• _The task_: Please state the number of lines in the records below that contain the string "Exportieren", and nothing further.
Record extracts Block Start
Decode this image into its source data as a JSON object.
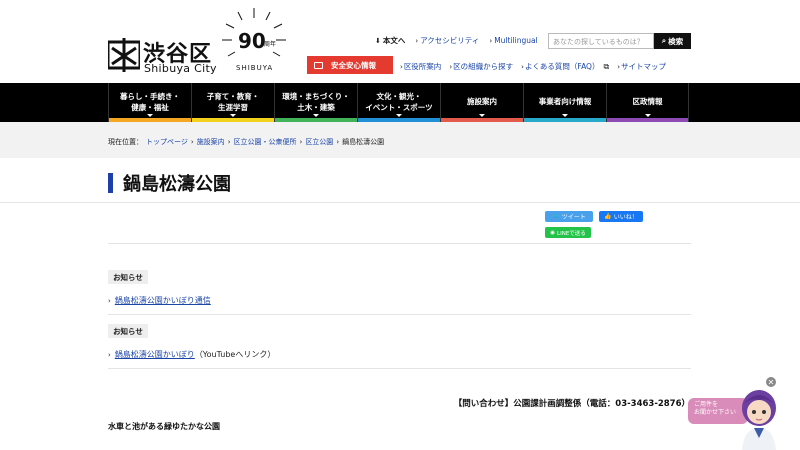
{
  "site": {
    "logo_jp": "渋谷区",
    "logo_en": "Shibuya City",
    "anniv_mark": "90",
    "anniv_sub": "周年",
    "anniv_text": "SHIBUYA"
  },
  "util_nav": {
    "main_text": "本文へ",
    "accessibility": "アクセシビリティ",
    "multilingual": "Multilingual"
  },
  "search": {
    "placeholder": "あなたの探しているものは？",
    "button": "検索"
  },
  "safety": {
    "label": "安全安心情報"
  },
  "sub_nav": {
    "offices": "区役所案内",
    "organization": "区の組織から探す",
    "faq": "よくある質問（FAQ）",
    "sitemap": "サイトマップ"
  },
  "gnav": [
    {
      "label": "暮らし・手続き・\n健康・福祉",
      "color": "#f5a623"
    },
    {
      "label": "子育て・教育・\n生涯学習",
      "color": "#f2d21f"
    },
    {
      "label": "環境・まちづくり・\n土木・建築",
      "color": "#43b35a"
    },
    {
      "label": "文化・観光・\nイベント・スポーツ",
      "color": "#1f8fd6"
    },
    {
      "label": "施設案内",
      "color": "#e35a4a"
    },
    {
      "label": "事業者向け情報",
      "color": "#27a9c9"
    },
    {
      "label": "区政情報",
      "color": "#8e4bb3"
    }
  ],
  "breadcrumb": {
    "prefix": "現在位置：",
    "items": [
      "トップページ",
      "施設案内",
      "区立公園・公衆便所",
      "区立公園"
    ],
    "current": "鍋島松濤公園"
  },
  "page": {
    "title": "鍋島松濤公園"
  },
  "sns": {
    "tweet": "ツイート",
    "like": "いいね！",
    "line": "LINEで送る"
  },
  "notices": [
    {
      "label": "お知らせ",
      "link": "鍋島松濤公園かいぼり通信",
      "suffix": ""
    },
    {
      "label": "お知らせ",
      "link": "鍋島松濤公園かいぼり",
      "suffix": "（YouTubeへリンク）"
    }
  ],
  "contact": "【問い合わせ】公園課計画調整係（電話：03-3463-2876）",
  "description": "水車と池がある緑ゆたかな公園",
  "chat": {
    "line1": "ご用件を",
    "line2": "お聞かせ下さい"
  }
}
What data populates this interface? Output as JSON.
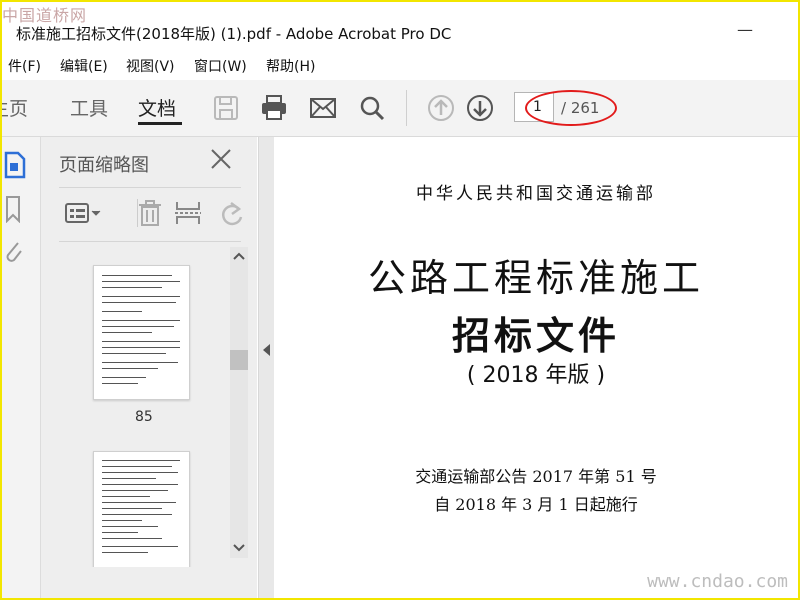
{
  "watermarks": {
    "top": "中国道桥网",
    "bottom": "www.cndao.com"
  },
  "window": {
    "title": "标准施工招标文件(2018年版) (1).pdf - Adobe Acrobat Pro DC",
    "minimize": "—"
  },
  "menu": {
    "items": [
      "件(F)",
      "编辑(E)",
      "视图(V)",
      "窗口(W)",
      "帮助(H)"
    ]
  },
  "toolbar": {
    "tabs": [
      "主页",
      "工具",
      "文档"
    ],
    "page_current": "1",
    "page_total": "/ 261"
  },
  "panel": {
    "title": "页面缩略图",
    "thumbnails": [
      {
        "label": "85"
      }
    ]
  },
  "document": {
    "ministry": "中华人民共和国交通运输部",
    "title_line1": "公路工程标准施工",
    "title_line2": "招标文件",
    "edition": "( 2018 年版 )",
    "notice_line1": "交通运输部公告 2017 年第 51 号",
    "notice_line2": "自 2018 年 3 月 1 日起施行"
  },
  "colors": {
    "accent": "#2d6fd6",
    "annotation": "#e21b1b",
    "frame": "#f2e600"
  }
}
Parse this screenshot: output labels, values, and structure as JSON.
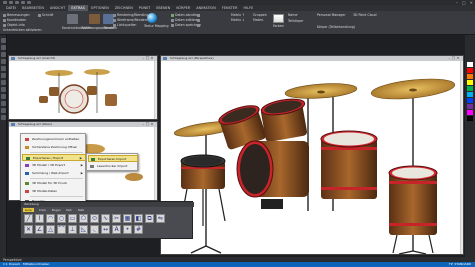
{
  "menubar": {
    "items": [
      "DATEI",
      "BEARBEITEN",
      "ANSICHT",
      "EXTRAS",
      "OPTIONEN",
      "ZEICHNEN",
      "PUNKT",
      "EBENEN",
      "KÖRPER",
      "ANIMATION",
      "FENSTER",
      "HILFE"
    ],
    "active_index": 3
  },
  "ribbon": {
    "left_items": [
      "Bemessungen",
      "Koordinaten",
      "Objekt-Info",
      "Schnitt",
      "Unterdrücken aktivieren"
    ],
    "mid_items": [
      "Konstruktionshilfen",
      "Zeichnungsoptionen",
      "Rendern"
    ],
    "render_options": [
      "Rendering/Blending",
      "Wireframe/Rendern",
      "Lichtquellen"
    ],
    "render_mode_label": "Textur Mapping",
    "right_opts": [
      "Daten abrufen",
      "Daten editieren",
      "Daten speichern"
    ],
    "matrix": [
      "Matrix ↑",
      "Matrix ↓"
    ],
    "buttons": [
      "Gruppen",
      "Materi.",
      "Farben"
    ],
    "dropdowns": [
      "Name",
      "Teilkörper"
    ],
    "manager": "Personal Manager",
    "pointcloud": "3D Point Cloud",
    "extra": "Körper (Teilbehandlung)"
  },
  "windows": [
    {
      "title": "Schlagzeug.wrl (Ansicht)"
    },
    {
      "title": "Schlagzeug.wrl (Oben)"
    },
    {
      "title": "Schlagzeug.wrl (Perspektive)"
    }
  ],
  "context_menu": {
    "items": [
      {
        "label": "Zeichnungsnummern enthalten",
        "icon_color": "#c44"
      },
      {
        "label": "Vorhandene Zeichnung öffnen",
        "icon_color": "#c98a2a"
      },
      {
        "label": "Exportieren / Export",
        "icon_color": "#2f7d3a",
        "submenu": true,
        "highlighted": true
      },
      {
        "label": "3D Modell / 3D Export",
        "icon_color": "#8a3fb0",
        "submenu": true
      },
      {
        "label": "Sammlung / Web-Import",
        "icon_color": "#2a5fb0",
        "submenu": true
      },
      {
        "label": "3D Modell für 3D Druck",
        "icon_color": "#5a8a2a"
      },
      {
        "label": "3D Modell-Daten",
        "icon_color": "#c44"
      },
      {
        "label": "Beenden",
        "icon_color": "#555"
      }
    ]
  },
  "submenu": {
    "items": [
      "Exportieren Import",
      "Laserdrucker Import"
    ],
    "highlighted_index": 0
  },
  "palette": {
    "title": "Werkzeug",
    "tabs": [
      "Linie",
      "Kreis",
      "Bogen",
      "Text",
      "Maß"
    ],
    "active_tab": 0
  },
  "tabbar": {
    "label": "Perspektive"
  },
  "status": {
    "left": "1:1 Dreieck · Mittelkoordinaten",
    "right": "TP: STANDARD"
  },
  "colors": {
    "accent": "#0e64b8",
    "highlight": "#f2e38a",
    "palette_colors": [
      "#ffffff",
      "#ff0000",
      "#ff7700",
      "#ffff00",
      "#00b050",
      "#00b0f0",
      "#0040ff",
      "#7030a0",
      "#ff00ff",
      "#000000"
    ]
  }
}
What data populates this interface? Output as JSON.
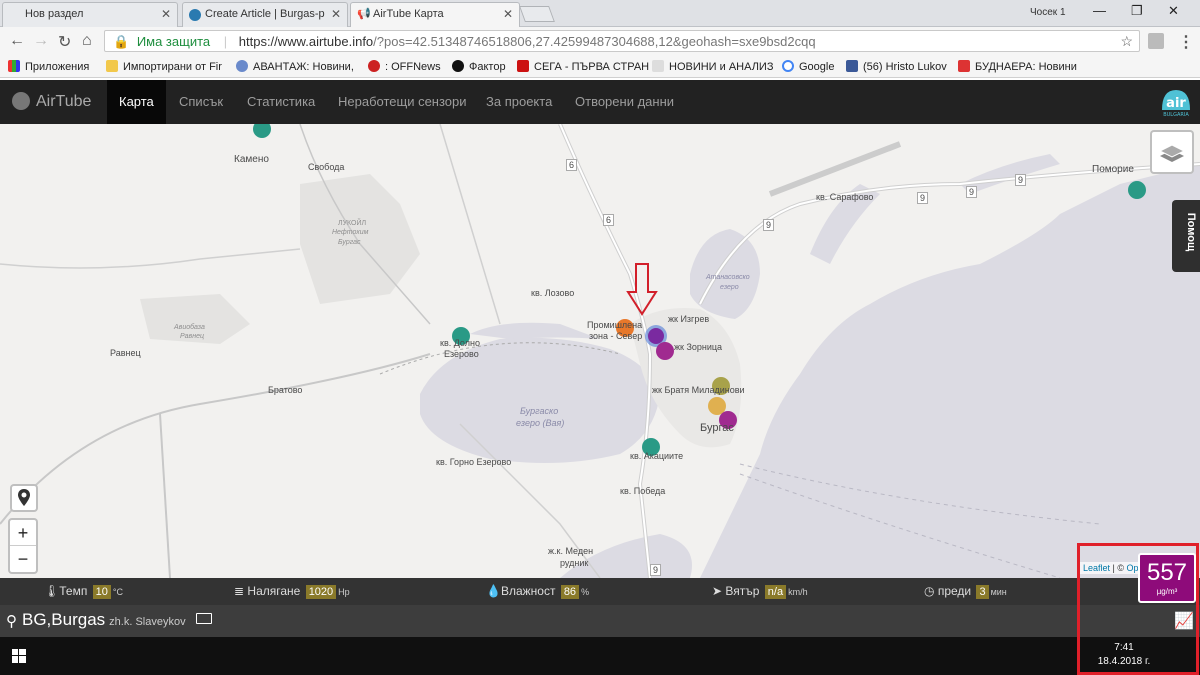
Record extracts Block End
• _Reply_: 2